The remains of one of the U.S. sailors killed in the attack on Pearl Harbor on December 7, 1941 returned home Wednesday, landing at Tulsa International Airport, CBS affiliate KOTV reports. Navy Fireman First Class Hadley Heavin, 23, was on the USS West Virginia when torpedoes and bombs destroyed the battleship.
Sailors at the airport saluted Heavin, one of the more than 2,400 who died in the attack on Pearl Harbor. Navy personnel recovered the remains of at least 66 crewmen, including Hadley, from the USS West Virginia.
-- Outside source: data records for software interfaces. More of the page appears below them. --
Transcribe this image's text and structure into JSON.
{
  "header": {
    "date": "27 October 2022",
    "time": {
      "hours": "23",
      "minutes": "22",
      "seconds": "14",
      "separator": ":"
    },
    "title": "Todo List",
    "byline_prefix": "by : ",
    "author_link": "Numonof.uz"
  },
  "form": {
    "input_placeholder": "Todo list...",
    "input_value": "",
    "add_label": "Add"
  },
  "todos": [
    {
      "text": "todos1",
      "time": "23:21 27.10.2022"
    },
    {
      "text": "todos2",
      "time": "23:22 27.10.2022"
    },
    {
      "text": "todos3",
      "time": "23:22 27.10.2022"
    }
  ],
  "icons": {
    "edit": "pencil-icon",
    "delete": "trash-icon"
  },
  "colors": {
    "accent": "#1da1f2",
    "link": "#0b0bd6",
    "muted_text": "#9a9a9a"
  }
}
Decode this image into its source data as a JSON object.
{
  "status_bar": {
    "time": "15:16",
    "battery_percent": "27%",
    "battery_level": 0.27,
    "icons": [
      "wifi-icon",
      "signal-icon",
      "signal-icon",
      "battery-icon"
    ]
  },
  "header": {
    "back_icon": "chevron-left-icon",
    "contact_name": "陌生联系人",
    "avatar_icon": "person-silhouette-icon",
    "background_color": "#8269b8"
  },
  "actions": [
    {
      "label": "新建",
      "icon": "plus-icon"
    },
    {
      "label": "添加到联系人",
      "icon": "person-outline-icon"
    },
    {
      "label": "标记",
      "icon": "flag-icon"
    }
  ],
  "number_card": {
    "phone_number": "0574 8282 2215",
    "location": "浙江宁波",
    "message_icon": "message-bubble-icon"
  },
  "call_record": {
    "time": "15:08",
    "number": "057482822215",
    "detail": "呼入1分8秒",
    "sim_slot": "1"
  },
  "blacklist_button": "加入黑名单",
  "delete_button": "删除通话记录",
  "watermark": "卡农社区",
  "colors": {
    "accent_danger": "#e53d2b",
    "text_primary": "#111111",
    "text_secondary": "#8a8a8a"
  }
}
According to an obituary in the Joplin Globe, Hadley’s remains were identified last year after his two remaining brothers provided DNA samples to aid in a match. A memorial service is set for this weekend in his hometown of Baxter Springs, Kansas.
Last week, the Defense POW/MIA Accounting Agency (DPAA) announced that the remains of another Pearl Harbor sailor was identified. Navy Coxswain Layton T. Banks, 20, of Dallas, was officially accounted for on October 8, 2019, the agency announced in a news release.
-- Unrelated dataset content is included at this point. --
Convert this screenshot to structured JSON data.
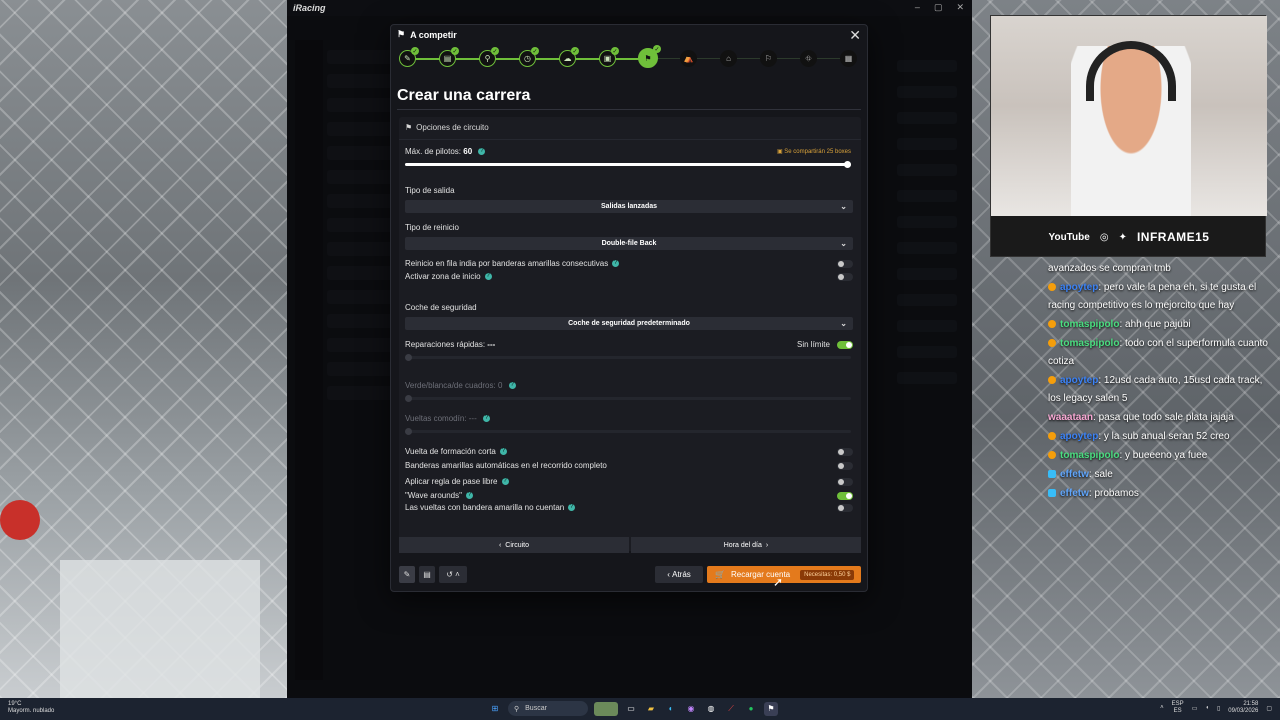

On December 7, 1941, Banks was assigned to the USS Oklahoma, moored at Ford Island in Pearl Harbor, when the ship was attacked by Japanese aircraft, the agency said. The battleship was hit my multiple torpedoes and Banks was one of 429 crewmen who died.
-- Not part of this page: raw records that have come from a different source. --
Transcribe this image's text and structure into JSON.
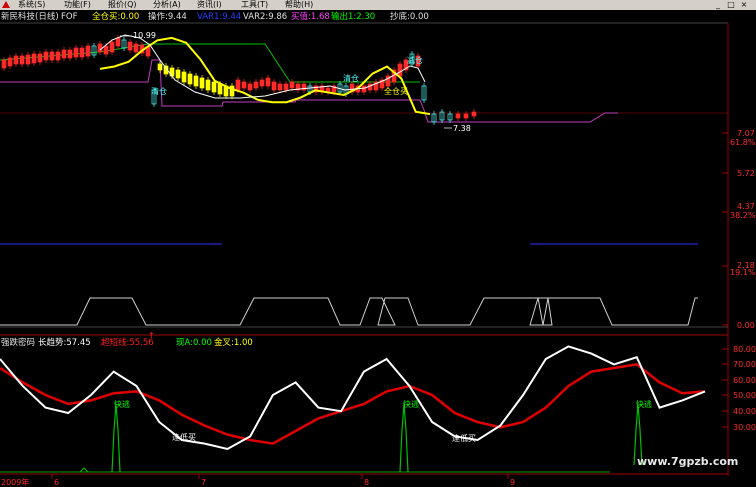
{
  "menu": {
    "items": [
      "系统(S)",
      "功能(F)",
      "报价(Q)",
      "分析(A)",
      "资讯(I)",
      "工具(T)",
      "帮助(H)"
    ],
    "window_buttons": [
      "_",
      "□",
      "×"
    ]
  },
  "header": {
    "stock": "新民科技(日线)",
    "formula": "FOF",
    "f1": "全仓买:0.00",
    "f2": "操作:9.44",
    "f3": "VAR1:9.44",
    "f4": "VAR2:9.86",
    "f5": "买值:1.68",
    "f6": "输出1:2.30",
    "f7": "抄底:0.00"
  },
  "lower_header": {
    "name": "强跌密码",
    "f1": "长趋势:57.45",
    "f2": "超短线:55.56",
    "f3": "现A:0.00",
    "f4": "金叉:1.00"
  },
  "annotations": {
    "high": "10.99",
    "low": "7.38",
    "qingcang1": "清仓",
    "qingcang2": "清仓",
    "jianchang": "减仓",
    "quancangmai": "全仓买",
    "kuaitao1": "快逃",
    "kuaitao2": "快逃",
    "kuaitao3": "快逃",
    "dixi1": "逢低买",
    "dixi2": "逢低买"
  },
  "right_axis_upper": [
    "7.07",
    "61.8%",
    "5.72",
    "4.37",
    "38.2%",
    "2.18",
    "19.1%",
    "0.00"
  ],
  "right_axis_lower": [
    "80.00",
    "70.00",
    "60.00",
    "50.00",
    "40.00",
    "30.00"
  ],
  "date_axis": [
    "2009年",
    "6",
    "7",
    "8",
    "9"
  ],
  "watermark": "www.7gpzb.com",
  "colors": {
    "up": "#ff2a2a",
    "down": "#54fcfc",
    "yellow": "#ffff00",
    "purple": "#c040c0",
    "green": "#00c000",
    "blue": "#3030ff",
    "white": "#ffffff",
    "red": "#ff0000"
  },
  "chart_data": [
    {
      "type": "line",
      "title": "新民科技(日线)",
      "series": [
        {
          "name": "操作",
          "values": [
            9.4,
            9.5,
            9.7,
            10.2,
            10.6,
            10.7,
            10.5,
            9.8,
            8.9,
            8.6,
            8.4,
            8.1,
            8.0,
            8.0,
            8.2,
            8.5,
            8.4,
            8.3,
            8.6,
            9.2,
            9.5,
            9.0,
            7.6,
            7.5
          ]
        }
      ],
      "x": [
        1,
        2,
        3,
        4,
        5,
        6,
        7,
        8,
        9,
        10,
        11,
        12,
        13,
        14,
        15,
        16,
        17,
        18,
        19,
        20,
        21,
        22,
        23,
        24
      ],
      "ylim": [
        7.0,
        11.2
      ]
    },
    {
      "type": "line",
      "series": [
        {
          "name": "长趋势",
          "values": [
            70,
            62,
            55,
            50,
            52,
            56,
            57,
            52,
            44,
            38,
            33,
            30,
            28,
            35,
            42,
            46,
            50,
            57,
            60,
            55,
            45,
            40,
            37,
            40,
            48,
            60,
            68,
            70,
            72,
            62,
            56,
            57
          ]
        },
        {
          "name": "超短线",
          "values": [
            75,
            60,
            48,
            45,
            55,
            68,
            60,
            40,
            30,
            28,
            25,
            32,
            55,
            62,
            48,
            46,
            68,
            75,
            60,
            40,
            32,
            30,
            38,
            55,
            75,
            82,
            78,
            72,
            76,
            48,
            52,
            57
          ]
        }
      ],
      "x": [
        1,
        2,
        3,
        4,
        5,
        6,
        7,
        8,
        9,
        10,
        11,
        12,
        13,
        14,
        15,
        16,
        17,
        18,
        19,
        20,
        21,
        22,
        23,
        24,
        25,
        26,
        27,
        28,
        29,
        30,
        31,
        32
      ],
      "ylim": [
        20,
        85
      ]
    }
  ]
}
From 1941 to 1944, the Navy recovered the remains of the dead, but scientists were only able to identify 35 victims, DPAA said. The unidentified remains were buried at the National Memorial Cemetery of the Pacific, known as the Punchbowl, in Honolulu.
In 2015, those remains were exhumed and scientists were able to use anthropological and DNA analyses to identify Banks, DPAA said.
Banks will be buried on October 24 in Plano, Texas.